Tuesday, October 06, 2009
Signs of sanity in the WoD
Michael Duffy again sortied into sensible analysis of Australia's War on Drugs in the Herald this weekend.
'Australian governments spend about $4.7 billion a year on the war on drugs,' he wrote.
And: 'John Humphreys, an economist with the Centre for Independent Studies, says: "It gets interesting when you try to do a cost-benefit analysis on the prohibition. Basically, there aren't any benefits."
Today I'm going to hear Norm Stamper speaking at Parliament House -- He's the ex-cop from Seattle who is a spokesman for LEAP, (Law Enforcement Against Prohibition), also featured separately by Michael Duffy in the SMH this weekend, quoting Mr Stamper:
"Every once in a while, someone in government has claimed progress," he said, "but they've been wrong.

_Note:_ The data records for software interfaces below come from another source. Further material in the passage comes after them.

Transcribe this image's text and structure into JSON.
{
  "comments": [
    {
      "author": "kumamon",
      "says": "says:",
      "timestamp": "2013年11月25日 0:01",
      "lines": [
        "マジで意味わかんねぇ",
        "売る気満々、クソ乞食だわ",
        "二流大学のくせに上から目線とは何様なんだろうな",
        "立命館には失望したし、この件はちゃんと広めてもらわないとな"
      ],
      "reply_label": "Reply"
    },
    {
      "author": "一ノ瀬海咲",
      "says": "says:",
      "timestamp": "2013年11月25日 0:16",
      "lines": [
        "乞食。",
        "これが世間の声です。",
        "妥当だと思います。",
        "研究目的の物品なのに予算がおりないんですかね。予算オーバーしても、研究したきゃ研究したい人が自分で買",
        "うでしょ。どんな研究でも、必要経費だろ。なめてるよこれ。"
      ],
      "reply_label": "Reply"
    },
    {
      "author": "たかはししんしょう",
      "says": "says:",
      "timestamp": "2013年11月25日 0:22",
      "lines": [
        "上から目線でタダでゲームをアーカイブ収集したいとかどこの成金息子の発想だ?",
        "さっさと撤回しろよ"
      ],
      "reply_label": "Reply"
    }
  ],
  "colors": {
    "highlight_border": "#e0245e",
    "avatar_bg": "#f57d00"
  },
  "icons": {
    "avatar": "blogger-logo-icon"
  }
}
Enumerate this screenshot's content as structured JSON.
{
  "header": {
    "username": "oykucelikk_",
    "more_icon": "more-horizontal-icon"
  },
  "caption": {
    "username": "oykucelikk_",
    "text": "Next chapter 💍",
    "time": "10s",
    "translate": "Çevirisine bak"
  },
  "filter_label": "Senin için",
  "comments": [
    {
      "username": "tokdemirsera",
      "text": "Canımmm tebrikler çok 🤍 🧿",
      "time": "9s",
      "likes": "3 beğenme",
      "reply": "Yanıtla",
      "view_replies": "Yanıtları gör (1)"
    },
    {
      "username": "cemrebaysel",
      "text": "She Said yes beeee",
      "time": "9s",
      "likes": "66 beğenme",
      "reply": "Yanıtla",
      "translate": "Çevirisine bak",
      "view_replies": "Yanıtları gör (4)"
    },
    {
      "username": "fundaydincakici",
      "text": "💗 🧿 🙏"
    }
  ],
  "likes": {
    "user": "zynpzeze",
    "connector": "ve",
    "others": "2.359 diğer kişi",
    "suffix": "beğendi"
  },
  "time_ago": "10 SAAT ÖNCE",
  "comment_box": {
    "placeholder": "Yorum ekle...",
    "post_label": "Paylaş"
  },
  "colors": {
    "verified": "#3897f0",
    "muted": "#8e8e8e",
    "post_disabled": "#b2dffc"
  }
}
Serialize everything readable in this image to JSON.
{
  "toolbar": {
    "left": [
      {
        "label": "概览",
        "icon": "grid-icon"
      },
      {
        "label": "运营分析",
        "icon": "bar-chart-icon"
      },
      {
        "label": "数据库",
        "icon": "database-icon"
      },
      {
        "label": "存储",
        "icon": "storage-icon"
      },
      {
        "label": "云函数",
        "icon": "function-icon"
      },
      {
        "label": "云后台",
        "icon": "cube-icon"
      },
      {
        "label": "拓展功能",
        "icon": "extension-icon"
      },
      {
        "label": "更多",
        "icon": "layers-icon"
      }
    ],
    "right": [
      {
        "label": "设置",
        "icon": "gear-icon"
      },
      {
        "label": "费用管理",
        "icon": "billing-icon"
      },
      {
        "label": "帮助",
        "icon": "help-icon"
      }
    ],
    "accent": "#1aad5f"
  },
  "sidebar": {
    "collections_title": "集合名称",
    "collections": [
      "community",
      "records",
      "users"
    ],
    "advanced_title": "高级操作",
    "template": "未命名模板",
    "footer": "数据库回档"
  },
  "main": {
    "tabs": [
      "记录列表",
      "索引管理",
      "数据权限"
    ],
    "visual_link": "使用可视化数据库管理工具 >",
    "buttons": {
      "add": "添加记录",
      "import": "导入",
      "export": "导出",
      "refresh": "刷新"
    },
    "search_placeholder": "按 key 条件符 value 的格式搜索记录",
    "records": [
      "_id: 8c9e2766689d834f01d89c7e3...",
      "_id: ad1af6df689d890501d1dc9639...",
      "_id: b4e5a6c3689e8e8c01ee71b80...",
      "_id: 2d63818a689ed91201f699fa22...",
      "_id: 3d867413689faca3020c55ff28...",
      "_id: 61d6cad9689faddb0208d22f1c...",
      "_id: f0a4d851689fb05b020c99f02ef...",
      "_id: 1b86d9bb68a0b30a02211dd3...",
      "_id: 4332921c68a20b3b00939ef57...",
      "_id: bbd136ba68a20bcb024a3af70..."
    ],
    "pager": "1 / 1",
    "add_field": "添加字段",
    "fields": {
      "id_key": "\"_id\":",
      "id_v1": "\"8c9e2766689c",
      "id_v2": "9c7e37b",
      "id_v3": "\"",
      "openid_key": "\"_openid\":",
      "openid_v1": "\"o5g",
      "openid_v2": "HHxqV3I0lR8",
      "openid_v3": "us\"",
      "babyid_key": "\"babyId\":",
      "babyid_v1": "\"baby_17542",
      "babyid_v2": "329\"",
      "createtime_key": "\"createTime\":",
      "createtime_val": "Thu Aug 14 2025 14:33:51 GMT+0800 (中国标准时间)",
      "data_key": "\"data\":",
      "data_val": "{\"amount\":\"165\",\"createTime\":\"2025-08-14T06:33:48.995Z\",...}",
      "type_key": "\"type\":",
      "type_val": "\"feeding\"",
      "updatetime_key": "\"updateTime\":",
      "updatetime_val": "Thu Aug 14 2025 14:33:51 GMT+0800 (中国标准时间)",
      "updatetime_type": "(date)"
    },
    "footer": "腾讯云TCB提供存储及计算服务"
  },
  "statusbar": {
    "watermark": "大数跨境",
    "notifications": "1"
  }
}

The immutable law of supply and demand will continue to work its magic for ever. Purity and prices will fluctuate, people's behaviour will fluctuate, but there has never been any point in the drug war where we've come close to winning. It is unwinnable, and it's immoral."
Still, the drug warriors will continue their moral panic and our local police will continue believing the fairy stories they learned during their training at Goulburn so they can continue fooling themselves they are doing something useful as they persecute Sydney's counter-cultures.
But for how long can they keep it up?
I wrote my own piece last week on the travails of Oxford Street, highlighting the role of over-regulation in aggravating the problems it seeks to solve -- including the way sniffer dogs frighten the nice people away from the inner city and thus promote the drinking culture people complain about so regularly. Here's the link to the City News piece.